, , , , , , , , , , , , , , , , , , , , , , , , ,

Leading Scottish authors join forces to fight Huntington’s disease

Alan Bissett

Two leading lights in the Scottish literary scene are joining up to raise awareness of the degenerative brain disorder Huntington’s disease (HD).

Alan Bissett

Alan Bissett and Michael Malone have signed up to judge a short story competition ‘Writing out of the HD shadow’ that will explore the devastating impact the disease has on families.


Organised by the Scottish Huntington’s Association (SHA), the only charity in the country supporting families impacted by the condition, the competition is taking an innovative flash fiction approach.

Entrants are being asked to write about a fictional or personal experience of HD in 150 words or less and compete for a £500 prize. The charity is also offering cash prizes for runners-up and a £100 prize for youth entries.

Alan Bissett is an established author and playwright from Falkirk and a well known ambassador for Scottish culture. Michael is one the ‘tartan noir’ group of Scottish crime writers and equally well known as a poet, he is also vice president of the Scottish Association of Writers. Both were delighted to be asked to lend their support to the competition.

“It’s great to see a charity exploring innovative ways of raising awareness, this writing format really challenges authors and both Michael and I are really looking forward to seeing what both established and new writers come up with,” said Alan.

HD is incurable genetic brain disorder that usually starts between the ages of 35 and 45 years. It begins with personality changes that can make those diagnosed aggressive, anxious and depressed. The disease progresses slowly, with changes to muscle control that slowly erodes mobility and the ability to talk. As it progress those affected will need 24 care. It is also hereditary with each child of those diagnosed at 50% rick developing the disease.

The SHA works with HD families providing lifeline services, including specialist nurses, the world’s only HD youth support service and a financial wellbeing team.

“It’s fantastic to be able to call on the expertise of two of the county’s foremost literary names.
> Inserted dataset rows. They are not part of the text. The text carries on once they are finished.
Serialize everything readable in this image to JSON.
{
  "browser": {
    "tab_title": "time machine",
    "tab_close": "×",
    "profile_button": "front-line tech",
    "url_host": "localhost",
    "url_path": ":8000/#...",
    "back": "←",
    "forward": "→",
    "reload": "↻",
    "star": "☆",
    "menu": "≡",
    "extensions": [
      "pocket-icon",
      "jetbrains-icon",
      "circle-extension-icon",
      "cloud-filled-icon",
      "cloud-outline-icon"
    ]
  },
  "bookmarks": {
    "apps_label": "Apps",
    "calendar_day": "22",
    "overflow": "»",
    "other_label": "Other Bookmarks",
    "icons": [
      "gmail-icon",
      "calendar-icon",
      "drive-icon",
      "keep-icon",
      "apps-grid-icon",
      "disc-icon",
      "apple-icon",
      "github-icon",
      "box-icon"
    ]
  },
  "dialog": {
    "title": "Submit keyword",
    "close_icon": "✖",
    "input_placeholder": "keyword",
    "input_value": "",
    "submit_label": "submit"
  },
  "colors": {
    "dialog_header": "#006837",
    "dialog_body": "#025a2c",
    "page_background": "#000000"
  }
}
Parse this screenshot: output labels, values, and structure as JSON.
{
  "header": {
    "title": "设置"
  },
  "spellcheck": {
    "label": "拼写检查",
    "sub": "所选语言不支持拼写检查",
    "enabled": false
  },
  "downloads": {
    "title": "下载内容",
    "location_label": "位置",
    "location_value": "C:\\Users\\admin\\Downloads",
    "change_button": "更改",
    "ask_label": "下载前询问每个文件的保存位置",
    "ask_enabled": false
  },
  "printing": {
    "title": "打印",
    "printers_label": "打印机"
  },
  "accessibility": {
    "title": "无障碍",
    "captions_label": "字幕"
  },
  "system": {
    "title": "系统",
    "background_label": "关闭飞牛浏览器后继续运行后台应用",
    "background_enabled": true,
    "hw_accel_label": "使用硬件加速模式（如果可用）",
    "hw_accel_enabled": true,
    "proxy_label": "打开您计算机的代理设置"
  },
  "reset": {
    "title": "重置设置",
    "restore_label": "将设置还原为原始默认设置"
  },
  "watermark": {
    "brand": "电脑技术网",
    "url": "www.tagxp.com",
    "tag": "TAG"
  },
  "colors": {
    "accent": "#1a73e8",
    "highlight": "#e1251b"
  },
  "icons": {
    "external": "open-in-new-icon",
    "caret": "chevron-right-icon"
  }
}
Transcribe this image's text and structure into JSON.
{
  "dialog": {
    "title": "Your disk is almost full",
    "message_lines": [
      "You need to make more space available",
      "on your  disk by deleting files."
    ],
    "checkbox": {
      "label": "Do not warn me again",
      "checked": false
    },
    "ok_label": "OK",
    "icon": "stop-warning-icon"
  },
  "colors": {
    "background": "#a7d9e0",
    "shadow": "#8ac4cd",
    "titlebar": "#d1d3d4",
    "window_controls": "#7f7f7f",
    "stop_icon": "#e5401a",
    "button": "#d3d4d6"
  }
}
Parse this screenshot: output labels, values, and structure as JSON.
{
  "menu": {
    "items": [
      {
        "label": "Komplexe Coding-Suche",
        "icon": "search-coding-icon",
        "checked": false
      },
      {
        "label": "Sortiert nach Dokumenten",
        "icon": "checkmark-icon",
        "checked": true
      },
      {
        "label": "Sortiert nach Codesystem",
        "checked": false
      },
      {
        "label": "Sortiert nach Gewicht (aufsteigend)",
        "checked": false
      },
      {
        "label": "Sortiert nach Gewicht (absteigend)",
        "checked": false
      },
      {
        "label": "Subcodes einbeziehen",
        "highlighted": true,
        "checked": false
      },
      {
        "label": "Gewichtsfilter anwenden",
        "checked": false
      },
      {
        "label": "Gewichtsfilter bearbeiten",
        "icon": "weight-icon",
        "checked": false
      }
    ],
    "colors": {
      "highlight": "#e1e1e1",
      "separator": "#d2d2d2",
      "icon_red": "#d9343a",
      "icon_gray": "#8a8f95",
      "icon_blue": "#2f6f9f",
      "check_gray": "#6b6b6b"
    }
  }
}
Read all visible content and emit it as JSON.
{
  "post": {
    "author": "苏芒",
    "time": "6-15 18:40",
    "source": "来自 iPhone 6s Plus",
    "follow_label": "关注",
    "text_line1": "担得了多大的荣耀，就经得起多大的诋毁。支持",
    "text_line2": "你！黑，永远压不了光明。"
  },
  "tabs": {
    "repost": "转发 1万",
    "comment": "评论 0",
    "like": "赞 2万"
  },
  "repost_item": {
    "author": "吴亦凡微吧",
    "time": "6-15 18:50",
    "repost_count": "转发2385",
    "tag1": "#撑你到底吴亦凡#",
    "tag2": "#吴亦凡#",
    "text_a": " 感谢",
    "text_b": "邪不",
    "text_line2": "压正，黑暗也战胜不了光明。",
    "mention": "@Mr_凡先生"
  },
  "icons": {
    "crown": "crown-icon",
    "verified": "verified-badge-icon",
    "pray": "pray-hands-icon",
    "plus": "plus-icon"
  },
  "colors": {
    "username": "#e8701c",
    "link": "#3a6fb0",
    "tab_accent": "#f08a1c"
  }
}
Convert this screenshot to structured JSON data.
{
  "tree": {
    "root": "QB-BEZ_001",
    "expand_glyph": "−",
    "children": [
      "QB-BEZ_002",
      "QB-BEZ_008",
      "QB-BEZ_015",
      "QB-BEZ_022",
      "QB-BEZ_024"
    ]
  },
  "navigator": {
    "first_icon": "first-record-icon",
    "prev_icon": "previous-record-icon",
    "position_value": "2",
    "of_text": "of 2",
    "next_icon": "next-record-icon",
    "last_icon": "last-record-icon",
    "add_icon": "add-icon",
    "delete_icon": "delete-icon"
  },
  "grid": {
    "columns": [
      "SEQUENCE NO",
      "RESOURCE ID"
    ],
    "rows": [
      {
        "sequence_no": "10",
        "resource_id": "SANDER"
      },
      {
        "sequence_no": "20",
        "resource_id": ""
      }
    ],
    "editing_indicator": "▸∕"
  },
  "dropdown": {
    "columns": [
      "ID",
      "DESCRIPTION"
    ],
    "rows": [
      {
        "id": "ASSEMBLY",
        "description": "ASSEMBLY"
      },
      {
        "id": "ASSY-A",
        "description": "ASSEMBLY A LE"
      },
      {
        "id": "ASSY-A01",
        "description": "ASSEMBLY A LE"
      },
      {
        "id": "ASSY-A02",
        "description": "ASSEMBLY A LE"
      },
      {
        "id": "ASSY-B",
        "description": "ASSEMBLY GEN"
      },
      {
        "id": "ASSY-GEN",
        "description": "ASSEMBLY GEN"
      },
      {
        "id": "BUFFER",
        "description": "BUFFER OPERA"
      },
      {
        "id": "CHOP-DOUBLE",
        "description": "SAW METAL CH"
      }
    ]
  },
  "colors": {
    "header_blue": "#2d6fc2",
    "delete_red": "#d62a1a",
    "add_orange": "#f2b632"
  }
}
HD is a neurological condition that is still hidden in the shadows and we want to use the power of storytelling to raise awareness of the terrible toll it takes, not just on those directly affected but whole families,” said SHA chief executive, John Eden.

The competition has the backing of the Scottish Association of Writers. Winners will be announced in September.

Authors can post their entries through the SHA website  hdscotland.org